Daniel Kalinaki writes in tomorrow's Monitor ...
Anyone who has driven through the city will tell you that boda boda riders own the streets. They know all the shortcuts and, with more of Kampala’s streets becoming one-way, show no hesitation in riding on the right (actually wrong) side of the road rather than going round in squares to keep left.What was that about the President ...
Increasingly, these little men in funny jackets and second-hand helmets are starting to own the political space in the city as well. It all started on the last nomination day of the 2001 presidential elections when President Museveni, who was late and on the verge of being disqualified, jumped onto a boda boda at Kololo airstrip in order to beat the crowd and get to the nomination desk.
The President, who declared a boda boda as one of his possessions, to the IGG [Inspector General of Government], has since then had his fair share of boda boda rides, all well publicised to show him as a man of the people.
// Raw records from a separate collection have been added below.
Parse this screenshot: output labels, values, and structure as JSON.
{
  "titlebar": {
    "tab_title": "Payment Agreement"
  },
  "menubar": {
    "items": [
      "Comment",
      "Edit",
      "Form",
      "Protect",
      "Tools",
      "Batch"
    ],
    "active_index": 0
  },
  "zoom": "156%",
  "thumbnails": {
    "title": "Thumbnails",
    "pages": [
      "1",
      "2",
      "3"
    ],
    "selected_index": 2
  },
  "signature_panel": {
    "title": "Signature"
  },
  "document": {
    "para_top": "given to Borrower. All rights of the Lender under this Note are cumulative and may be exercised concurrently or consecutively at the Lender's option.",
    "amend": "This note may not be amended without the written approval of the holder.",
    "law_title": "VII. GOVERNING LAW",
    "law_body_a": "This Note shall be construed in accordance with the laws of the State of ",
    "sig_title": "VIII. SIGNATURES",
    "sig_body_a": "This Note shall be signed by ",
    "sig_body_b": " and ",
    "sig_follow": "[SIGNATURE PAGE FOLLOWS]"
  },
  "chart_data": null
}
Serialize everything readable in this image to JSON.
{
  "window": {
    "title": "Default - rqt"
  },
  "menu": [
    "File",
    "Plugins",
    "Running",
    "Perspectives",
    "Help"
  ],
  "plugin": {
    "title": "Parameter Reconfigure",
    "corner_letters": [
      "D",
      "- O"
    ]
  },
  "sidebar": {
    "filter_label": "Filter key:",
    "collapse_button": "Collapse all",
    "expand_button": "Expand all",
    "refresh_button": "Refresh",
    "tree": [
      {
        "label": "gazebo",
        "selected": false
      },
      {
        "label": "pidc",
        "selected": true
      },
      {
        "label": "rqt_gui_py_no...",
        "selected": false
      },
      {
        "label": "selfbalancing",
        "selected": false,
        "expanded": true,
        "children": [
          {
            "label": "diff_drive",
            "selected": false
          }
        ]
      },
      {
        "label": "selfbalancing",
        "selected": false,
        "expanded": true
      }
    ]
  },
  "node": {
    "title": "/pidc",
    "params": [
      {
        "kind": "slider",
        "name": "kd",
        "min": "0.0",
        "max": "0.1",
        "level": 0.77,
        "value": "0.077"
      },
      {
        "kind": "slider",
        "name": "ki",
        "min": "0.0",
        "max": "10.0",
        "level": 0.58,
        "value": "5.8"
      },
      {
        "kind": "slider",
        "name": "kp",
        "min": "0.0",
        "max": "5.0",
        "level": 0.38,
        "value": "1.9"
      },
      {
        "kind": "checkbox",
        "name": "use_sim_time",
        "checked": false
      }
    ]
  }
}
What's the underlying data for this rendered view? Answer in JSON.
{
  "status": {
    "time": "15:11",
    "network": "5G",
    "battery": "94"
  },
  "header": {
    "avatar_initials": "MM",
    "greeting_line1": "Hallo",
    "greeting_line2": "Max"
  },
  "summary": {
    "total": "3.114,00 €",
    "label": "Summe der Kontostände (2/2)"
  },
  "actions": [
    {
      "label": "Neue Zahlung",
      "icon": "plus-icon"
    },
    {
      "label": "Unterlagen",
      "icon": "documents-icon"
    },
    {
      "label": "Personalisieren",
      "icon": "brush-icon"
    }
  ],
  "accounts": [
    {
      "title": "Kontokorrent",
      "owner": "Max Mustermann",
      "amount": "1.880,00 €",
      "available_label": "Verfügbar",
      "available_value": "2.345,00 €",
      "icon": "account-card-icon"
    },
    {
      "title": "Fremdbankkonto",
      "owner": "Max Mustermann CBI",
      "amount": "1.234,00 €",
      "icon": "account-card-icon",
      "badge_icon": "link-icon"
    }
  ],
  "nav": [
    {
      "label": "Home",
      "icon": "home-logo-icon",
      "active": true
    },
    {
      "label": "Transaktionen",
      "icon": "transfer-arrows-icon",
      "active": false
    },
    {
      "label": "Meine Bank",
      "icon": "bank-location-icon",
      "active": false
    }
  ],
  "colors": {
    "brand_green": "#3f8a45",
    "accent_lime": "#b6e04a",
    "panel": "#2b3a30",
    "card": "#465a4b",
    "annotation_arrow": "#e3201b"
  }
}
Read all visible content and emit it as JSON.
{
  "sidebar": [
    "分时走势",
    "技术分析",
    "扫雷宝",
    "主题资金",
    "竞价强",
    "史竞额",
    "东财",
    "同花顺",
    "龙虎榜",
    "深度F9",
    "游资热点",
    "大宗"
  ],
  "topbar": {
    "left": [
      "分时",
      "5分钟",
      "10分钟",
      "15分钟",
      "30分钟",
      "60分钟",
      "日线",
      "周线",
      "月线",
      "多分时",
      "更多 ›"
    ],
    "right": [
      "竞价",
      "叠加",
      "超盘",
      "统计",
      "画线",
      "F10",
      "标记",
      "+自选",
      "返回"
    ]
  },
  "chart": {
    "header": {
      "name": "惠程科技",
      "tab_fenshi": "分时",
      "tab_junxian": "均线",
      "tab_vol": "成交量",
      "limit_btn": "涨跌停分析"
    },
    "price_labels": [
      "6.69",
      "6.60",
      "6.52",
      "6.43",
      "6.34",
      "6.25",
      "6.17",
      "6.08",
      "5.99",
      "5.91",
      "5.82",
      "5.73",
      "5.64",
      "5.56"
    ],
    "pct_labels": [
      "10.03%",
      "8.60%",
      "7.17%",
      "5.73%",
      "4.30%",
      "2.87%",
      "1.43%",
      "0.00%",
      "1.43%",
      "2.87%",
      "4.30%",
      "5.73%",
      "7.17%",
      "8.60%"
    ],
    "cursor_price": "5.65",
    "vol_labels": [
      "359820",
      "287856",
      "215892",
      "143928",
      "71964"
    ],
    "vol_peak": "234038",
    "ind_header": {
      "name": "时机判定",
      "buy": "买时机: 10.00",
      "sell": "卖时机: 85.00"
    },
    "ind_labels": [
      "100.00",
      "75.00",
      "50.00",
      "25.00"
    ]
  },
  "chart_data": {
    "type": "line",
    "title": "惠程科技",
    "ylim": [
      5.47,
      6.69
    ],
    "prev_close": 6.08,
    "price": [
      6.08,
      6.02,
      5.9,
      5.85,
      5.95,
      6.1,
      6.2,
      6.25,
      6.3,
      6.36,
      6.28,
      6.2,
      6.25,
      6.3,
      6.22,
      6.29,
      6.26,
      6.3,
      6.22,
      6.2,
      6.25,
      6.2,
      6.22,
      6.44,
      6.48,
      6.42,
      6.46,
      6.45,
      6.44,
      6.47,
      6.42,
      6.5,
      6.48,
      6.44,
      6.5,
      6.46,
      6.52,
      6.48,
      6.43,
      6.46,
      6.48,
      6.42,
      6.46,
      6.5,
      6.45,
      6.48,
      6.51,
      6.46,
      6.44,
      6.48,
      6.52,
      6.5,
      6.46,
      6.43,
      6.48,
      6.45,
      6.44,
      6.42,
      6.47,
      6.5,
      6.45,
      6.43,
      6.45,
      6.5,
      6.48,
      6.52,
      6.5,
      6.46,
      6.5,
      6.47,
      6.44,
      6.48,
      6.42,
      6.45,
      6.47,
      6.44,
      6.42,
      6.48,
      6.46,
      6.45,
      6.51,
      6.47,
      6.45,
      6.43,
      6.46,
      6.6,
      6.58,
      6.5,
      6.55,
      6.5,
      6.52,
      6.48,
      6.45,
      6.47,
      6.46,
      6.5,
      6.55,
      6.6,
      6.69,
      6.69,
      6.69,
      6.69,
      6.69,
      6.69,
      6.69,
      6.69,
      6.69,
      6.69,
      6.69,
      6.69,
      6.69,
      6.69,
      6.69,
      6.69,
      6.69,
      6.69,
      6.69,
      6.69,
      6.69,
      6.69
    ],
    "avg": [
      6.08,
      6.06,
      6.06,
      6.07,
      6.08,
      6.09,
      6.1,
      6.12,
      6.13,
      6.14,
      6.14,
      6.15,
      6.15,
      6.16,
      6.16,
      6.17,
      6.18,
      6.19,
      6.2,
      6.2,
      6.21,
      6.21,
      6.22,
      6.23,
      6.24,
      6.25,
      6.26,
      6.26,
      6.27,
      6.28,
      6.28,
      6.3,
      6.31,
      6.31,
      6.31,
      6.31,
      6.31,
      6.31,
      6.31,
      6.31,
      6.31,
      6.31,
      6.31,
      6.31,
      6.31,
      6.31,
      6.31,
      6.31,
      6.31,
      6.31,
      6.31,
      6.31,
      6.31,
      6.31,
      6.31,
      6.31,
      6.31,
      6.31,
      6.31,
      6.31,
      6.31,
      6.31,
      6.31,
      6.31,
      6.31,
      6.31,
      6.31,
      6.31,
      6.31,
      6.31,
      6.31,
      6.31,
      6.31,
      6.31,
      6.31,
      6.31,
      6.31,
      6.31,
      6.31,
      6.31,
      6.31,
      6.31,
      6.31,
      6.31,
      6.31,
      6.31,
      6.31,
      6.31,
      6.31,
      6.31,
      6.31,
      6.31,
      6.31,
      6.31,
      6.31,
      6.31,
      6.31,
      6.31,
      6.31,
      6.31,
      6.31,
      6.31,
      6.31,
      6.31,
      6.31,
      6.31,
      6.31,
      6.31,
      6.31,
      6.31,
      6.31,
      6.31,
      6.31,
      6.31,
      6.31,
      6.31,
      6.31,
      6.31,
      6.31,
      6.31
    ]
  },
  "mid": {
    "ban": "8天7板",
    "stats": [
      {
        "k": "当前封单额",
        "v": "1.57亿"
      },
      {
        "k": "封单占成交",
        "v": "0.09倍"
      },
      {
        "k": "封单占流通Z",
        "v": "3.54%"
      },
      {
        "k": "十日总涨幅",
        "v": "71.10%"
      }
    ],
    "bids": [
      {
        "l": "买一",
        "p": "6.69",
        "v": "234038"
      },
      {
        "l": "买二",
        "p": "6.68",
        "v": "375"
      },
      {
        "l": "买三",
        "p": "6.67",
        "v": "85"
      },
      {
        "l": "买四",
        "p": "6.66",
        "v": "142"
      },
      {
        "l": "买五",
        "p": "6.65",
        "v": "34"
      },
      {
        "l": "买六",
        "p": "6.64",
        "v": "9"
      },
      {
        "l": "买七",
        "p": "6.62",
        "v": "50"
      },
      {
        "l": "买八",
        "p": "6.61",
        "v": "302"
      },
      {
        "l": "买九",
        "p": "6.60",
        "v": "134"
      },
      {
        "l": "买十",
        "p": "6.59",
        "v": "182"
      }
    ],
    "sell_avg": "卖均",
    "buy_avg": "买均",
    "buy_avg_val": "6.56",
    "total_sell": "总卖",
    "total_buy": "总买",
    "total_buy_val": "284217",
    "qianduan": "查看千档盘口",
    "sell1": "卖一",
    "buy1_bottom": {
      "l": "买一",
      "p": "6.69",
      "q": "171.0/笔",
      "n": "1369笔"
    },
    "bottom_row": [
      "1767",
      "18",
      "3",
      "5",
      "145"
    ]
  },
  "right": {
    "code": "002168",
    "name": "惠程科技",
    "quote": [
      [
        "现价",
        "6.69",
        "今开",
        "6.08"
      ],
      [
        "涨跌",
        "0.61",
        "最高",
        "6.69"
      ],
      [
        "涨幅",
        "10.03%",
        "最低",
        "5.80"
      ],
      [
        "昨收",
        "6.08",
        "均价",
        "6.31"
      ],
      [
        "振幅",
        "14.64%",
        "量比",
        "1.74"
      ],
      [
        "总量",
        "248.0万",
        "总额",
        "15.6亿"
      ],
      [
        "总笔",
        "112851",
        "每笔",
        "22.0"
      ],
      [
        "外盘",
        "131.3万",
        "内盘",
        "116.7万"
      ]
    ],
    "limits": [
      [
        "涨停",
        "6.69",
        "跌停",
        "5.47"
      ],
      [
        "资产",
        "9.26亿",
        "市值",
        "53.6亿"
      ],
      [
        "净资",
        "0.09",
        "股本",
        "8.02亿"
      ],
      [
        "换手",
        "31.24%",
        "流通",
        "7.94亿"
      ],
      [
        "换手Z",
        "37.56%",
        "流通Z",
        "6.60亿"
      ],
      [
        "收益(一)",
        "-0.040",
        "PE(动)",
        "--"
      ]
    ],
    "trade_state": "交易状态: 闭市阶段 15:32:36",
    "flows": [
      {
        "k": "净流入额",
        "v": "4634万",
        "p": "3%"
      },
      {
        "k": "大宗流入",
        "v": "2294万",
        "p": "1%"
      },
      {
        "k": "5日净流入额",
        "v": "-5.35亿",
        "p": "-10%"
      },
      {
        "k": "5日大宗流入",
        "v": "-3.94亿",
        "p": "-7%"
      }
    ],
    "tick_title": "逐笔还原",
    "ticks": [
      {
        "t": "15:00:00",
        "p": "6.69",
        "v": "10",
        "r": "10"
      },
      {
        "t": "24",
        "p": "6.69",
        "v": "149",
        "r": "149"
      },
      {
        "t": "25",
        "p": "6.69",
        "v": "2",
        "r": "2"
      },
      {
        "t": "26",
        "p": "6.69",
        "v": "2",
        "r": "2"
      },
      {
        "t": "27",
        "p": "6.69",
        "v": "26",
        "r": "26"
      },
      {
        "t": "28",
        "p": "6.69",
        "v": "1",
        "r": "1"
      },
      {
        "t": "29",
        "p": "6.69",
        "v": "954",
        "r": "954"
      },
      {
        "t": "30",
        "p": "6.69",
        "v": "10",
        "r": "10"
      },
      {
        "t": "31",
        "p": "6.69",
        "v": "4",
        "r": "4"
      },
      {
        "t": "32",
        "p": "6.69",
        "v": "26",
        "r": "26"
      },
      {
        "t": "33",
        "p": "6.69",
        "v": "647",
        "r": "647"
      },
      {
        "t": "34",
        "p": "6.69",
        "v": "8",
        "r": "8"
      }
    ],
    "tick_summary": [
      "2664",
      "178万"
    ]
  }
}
The boda boda has become a tool of transport and of popular expression. This week a couple hundred boda boda riders filled Kampala’s streets to protest against the Constitutional Court ruling which declared the 2000 Referendum illegal.
[...] There is something incredibly shallow about this new Boda Boda Political Party (BPP) as a barometer of popular political sentiment. For starters, their numbers are at best suspect and hardly statistically representative of the general mood of ‘the people’ at the grassroots. [...] They have to be paid for their lost income and given fuel to zoom around the city and make smokers jealous. Many educated people did not understand the implications of the Constitutional Court ruling; even fewer members of the BPP did.
[...] If the great political decisions of the day will not be determined by Parliamentary majorities or court rulings, then certainly, they should not be determined by 200 teenage boys on 50 c.c. boda bodas riding on the right hand side of Kampala’s streets. (full-text)
There is another guy who is not averse to using the boda boda in congested situations. You have probably heard of him. His name is Yoweri Museveni. Actually, the only mechanical means of transport he owns is a boda boda. According to the mandatory asset declaration filed by leaders with the Inspector General of Government, Museveni has one boda boda but no personal car. He used to have two of these bikes but one was stolen by a herdsman. Now he has only one. But he calls the shots in Uganda. (source)Also in the July 3 edition of the Monitor, a story that the President's legal assistant, Fox Odoi, wrote a letter telling the mayor of Kampala to stop taxing boda-boda operators. However, the paper also says that Odoi did not confirm that he wrote the letter.
A "boda-boda" is a motorcycle or bicycle taxi.
The name originated from when persons traveling between the border posts of Malaba and Busia would take a bicycle taxi. The bicycle owners would shout out boda-boda (border border) to potential customers. (source)